It would be an oversimplification of the science to attribute each of these events to climate change alone. Nevertheless, there is a broad consensus among experts that global warming increases the likelihood of such extremes of weather — not only over the next few decades, but today. To put it bluntly, the climate crisis is happening right now. If we want to curb it successfully, we need to act fast.
Germany, which was once a global pioneer of climate protection, has fallen behind. For more than 15 years, Angela Merkel, the outgoing Christian Democratic chancellor, has led by character and by example. To many people in the world, she has been the face of a friendly and reasonable, reliable and open-minded Germany.
However, by often trying to preserve what used to work well in the past, her governments have largely missed out on shaping the future — in terms of climate protection and beyond.
Many of our schools are in bad shape and digitalisation is significantly less advanced than it should be. In Germany, one of the richest countries in the world, more than one in five children grow up below the poverty line. In 2020, not a single new kilometre of railway track was put into operation.
Thus, when citizens go to the polls to elect a new Bundestag on September 26, they will decide on the fate of a country that stands in dire need of reform and renewal. As the Green candidate for chancellor, this is my offer: reform and renewal.
In its election programme, my party has put forward proposals to invest an additional €50bn a year in the digital and environmental transformation of our country. Indeed, compared with other industrialised economies, Germany’s public investment rate has been particularly low for years. With interest rates near zero, a failure to undertake such investment would leave future generations with a much heavier burden of poor infrastructure.
I believe that many of these investments should support the fight against the climate crisis in areas such as renewable energies, agriculture and mobility. We must make climate neutrality the new engine of prosperity.
To secure both good jobs and our competitiveness on the markets of the future, carbon neutrality will be essential. We will need to focus all our efforts on the socio-ecological transformation of our economy — in Germany, but also on a European level.
After all, tackling the climate crisis is a challenge we will only accomplish together, in close co-operation, and by helping developing countries as well as emerging economies leave or entirely jump the fossil fuel phase.
After years of political reservation and hesitation, the German government should therefore play a more active role again on the international scene, especially in Brussels. I want Germany to lead by example — and to extend an invitation to anyone who is willing to join the cause of a carbon-neutral world economy that strives towards global climate justice.

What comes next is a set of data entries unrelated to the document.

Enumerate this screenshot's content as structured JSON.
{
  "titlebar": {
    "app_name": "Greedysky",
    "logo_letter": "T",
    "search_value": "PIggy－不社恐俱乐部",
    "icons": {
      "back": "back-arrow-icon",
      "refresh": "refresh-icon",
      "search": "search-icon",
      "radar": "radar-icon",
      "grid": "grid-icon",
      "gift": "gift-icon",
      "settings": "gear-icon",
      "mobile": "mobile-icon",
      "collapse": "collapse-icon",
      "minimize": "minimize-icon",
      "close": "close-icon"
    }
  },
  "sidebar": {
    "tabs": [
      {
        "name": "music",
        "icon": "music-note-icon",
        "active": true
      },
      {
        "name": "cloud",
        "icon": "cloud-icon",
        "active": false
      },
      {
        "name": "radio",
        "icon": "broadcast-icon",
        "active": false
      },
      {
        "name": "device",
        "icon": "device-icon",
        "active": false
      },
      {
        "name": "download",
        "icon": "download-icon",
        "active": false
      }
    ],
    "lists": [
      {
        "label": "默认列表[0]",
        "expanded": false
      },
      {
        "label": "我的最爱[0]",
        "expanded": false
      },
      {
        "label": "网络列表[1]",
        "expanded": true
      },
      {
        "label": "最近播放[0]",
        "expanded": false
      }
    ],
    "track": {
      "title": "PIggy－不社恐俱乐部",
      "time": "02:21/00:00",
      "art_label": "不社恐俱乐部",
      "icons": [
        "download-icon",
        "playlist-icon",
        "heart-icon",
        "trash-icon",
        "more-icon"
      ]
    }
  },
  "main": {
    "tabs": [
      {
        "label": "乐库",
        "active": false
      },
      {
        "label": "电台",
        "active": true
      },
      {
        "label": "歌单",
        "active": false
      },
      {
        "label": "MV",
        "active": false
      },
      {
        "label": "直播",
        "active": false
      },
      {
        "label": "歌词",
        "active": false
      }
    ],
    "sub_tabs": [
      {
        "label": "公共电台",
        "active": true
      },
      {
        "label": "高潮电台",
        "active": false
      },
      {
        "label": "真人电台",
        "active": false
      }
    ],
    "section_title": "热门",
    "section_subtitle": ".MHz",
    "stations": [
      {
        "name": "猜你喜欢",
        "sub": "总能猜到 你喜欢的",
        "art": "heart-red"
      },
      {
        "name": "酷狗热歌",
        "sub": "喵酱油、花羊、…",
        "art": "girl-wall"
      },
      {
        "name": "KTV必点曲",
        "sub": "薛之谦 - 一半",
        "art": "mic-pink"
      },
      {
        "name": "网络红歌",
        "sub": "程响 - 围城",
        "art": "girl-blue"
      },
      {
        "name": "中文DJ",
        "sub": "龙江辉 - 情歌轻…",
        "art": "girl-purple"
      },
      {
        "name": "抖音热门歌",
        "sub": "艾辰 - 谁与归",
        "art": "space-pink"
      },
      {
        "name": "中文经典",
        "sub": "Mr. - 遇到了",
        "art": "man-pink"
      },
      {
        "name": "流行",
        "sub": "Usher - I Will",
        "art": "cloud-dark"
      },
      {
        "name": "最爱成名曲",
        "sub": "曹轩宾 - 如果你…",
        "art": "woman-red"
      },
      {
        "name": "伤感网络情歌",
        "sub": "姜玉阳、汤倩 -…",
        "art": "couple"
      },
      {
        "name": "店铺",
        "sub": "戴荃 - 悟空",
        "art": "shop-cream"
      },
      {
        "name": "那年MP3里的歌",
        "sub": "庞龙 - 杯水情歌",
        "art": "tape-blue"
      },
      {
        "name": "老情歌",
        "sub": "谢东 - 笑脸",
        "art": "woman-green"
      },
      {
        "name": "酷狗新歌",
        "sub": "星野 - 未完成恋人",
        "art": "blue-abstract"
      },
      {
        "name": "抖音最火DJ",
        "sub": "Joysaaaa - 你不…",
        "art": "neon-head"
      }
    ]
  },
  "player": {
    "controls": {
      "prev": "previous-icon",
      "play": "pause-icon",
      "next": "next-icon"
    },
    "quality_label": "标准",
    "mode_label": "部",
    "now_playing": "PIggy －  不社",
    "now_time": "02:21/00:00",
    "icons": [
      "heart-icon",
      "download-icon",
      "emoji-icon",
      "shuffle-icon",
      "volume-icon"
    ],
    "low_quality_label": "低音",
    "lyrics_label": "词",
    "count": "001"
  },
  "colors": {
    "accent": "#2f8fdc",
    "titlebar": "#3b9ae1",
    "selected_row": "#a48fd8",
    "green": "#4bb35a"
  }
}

In this regard, as much as the British decision to leave (at least temporarily) our home that is the EU is to be regretted, I am convinced that any kind of closer international collaboration — including with the Biden-Harris administration in Washington — should ideally run in tandem with London. To give but one example, when I suggest creating a US-European working group at ministerial level to agree upon ambitious common goals for the upcoming COP26 summit in Glasgow, I would like to make it clear that the UK is more than cordially invited to join in. We have much to learn from one another.
What we need, in the end, is a new and shared understanding of how we produce and consume, of how we can live our lives in a way that no longer comes at the cost of ecological damage, economic exploitation or global injustice.
What we need is change. For in a world that is in a state of perpetual transformation, it is change — and only change — that offers stability.